By Kirsten Eamon-Shine, Peace Learning Center & Middle West Meals
Movies regularly depict food as a magical transformation agent. In Like Water for Chocolate, Babette’s Feast, and Chocolat, characters magically infuse edibles with emotions, allowing people to understand one another or whole villages to become freer. This infusion is a lovely idea; each movie has its charm. But for me, food’s transformative power has little to do with magic and much to do with community.
Both of my parents grew up in a small mining town of Butte, Montana. Butte’s various mining operations pulled silver, gold, and copper from the earth and attracted immigrants from an impressive number of countries – Ireland, Wales, Finland, Serbia, Italy, China, Syria, and Mexico among others.
While my parents moved from Butte to Helena, where I was born, and eventually to Indianapolis, Butte and its diverse citizenry have been a presence in our family kitchen throughout my life. I’d spend hours as a child perusing the Butte Heritage Cookbook and the many culinary cultures within it. But the best part of Butte’s legacy comes from the kitchen.
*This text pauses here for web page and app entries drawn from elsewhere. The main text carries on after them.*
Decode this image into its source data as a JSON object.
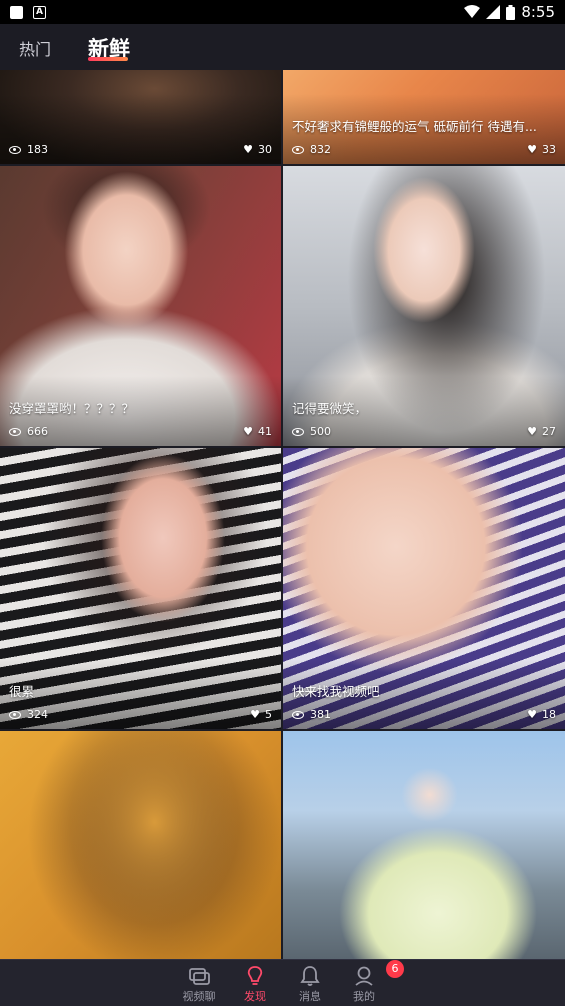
{
  "status_bar": {
    "time": "8:55"
  },
  "header": {
    "tabs": [
      {
        "label": "热门",
        "active": false
      },
      {
        "label": "新鲜",
        "active": true
      }
    ]
  },
  "cards": [
    {
      "caption": "",
      "views": "183",
      "likes": "30"
    },
    {
      "caption": "不好奢求有锦鲤般的运气 砥砺前行 待遇有...",
      "views": "832",
      "likes": "33"
    },
    {
      "caption": "没穿罩罩哟！？？？？",
      "views": "666",
      "likes": "41"
    },
    {
      "caption": "记得要微笑，",
      "views": "500",
      "likes": "27"
    },
    {
      "caption": "很累",
      "views": "324",
      "likes": "5"
    },
    {
      "caption": "快来找我视频吧",
      "views": "381",
      "likes": "18"
    },
    {
      "caption": "",
      "views": "",
      "likes": ""
    },
    {
      "caption": "",
      "views": "",
      "likes": ""
    }
  ],
  "bottom_nav": {
    "items": [
      {
        "label": "视频聊",
        "icon": "video-chat-icon"
      },
      {
        "label": "发现",
        "icon": "lightbulb-icon"
      },
      {
        "label": "消息",
        "icon": "bell-icon"
      },
      {
        "label": "我的",
        "icon": "user-icon"
      }
    ],
    "badge": "6"
  },
  "colors": {
    "accent": "#ff4a6a",
    "background": "#1c1c24"
  }
}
For my mom’s MBA graduation, my sister and I made loads of pasties (pronounced past–eees), a Cornish turnover popular in Butte, to reference her first graduation in 8th grade. Each Christmas, my mom, sister and I make a ton of sweets, but the most important dish is Povitica. We roll the delicate yeasted dough until it reaches to all corners of a table, spread a rich walnut paste over the paper-thin dough, and finally roll the whole thing up. Our recipe doesn’t come from my German-Irish family; Mrs. Lavich, a Yugoslavian family friend, gave it to my grandmother after many, many years of asking. And both of my parents told me about the glories of the pork chop sandwiches in Butte – a different, but no less delightful version when compared to our Indiana pork chops.
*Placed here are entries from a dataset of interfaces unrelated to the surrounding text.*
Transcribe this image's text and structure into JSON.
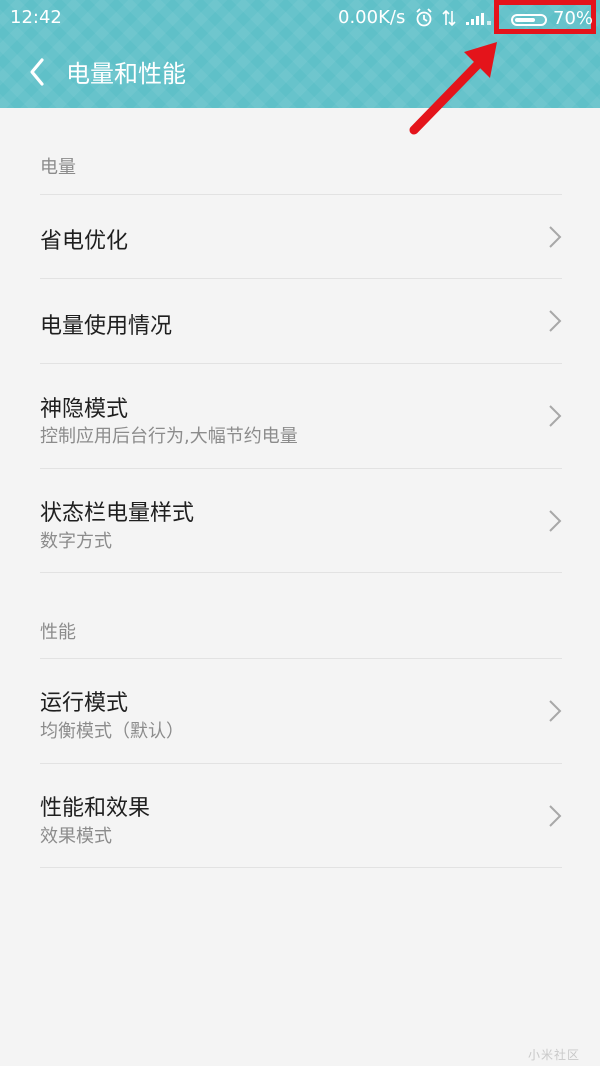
{
  "status_bar": {
    "time": "12:42",
    "network_speed": "0.00K/s",
    "battery_percent": "70%",
    "battery_level": 0.7,
    "icons": [
      "alarm-icon",
      "signal-arrows-icon",
      "cell-signal-icon"
    ]
  },
  "header": {
    "back_icon": "back-chevron-icon",
    "title": "电量和性能",
    "color": "#5fc0c8"
  },
  "annotation": {
    "highlight_color": "#e4141b"
  },
  "sections": {
    "battery": {
      "label": "电量",
      "items": [
        {
          "title": "省电优化",
          "subtitle": ""
        },
        {
          "title": "电量使用情况",
          "subtitle": ""
        },
        {
          "title": "神隐模式",
          "subtitle": "控制应用后台行为,大幅节约电量"
        },
        {
          "title": "状态栏电量样式",
          "subtitle": "数字方式"
        }
      ]
    },
    "performance": {
      "label": "性能",
      "items": [
        {
          "title": "运行模式",
          "subtitle": "均衡模式（默认）"
        },
        {
          "title": "性能和效果",
          "subtitle": "效果模式"
        }
      ]
    }
  },
  "watermark": "小米社区"
}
These family traditions are the result of many people building community by breaking bread, sharing traditions, and welcoming one another into family kitchens. In Indianapolis, I see the same things happening in little restaurants and through our bevy of cultural festivals. For me, that’s the most magical thing about food — that we can connect to one another, learning, sharing, and feasting as a community. I’m lucky to feel that sense of connection with many local restaurant owners, whether they are recent immigrants or longtime residents, and I’m thrilled to get to build a little bit of it at my own table from time to time.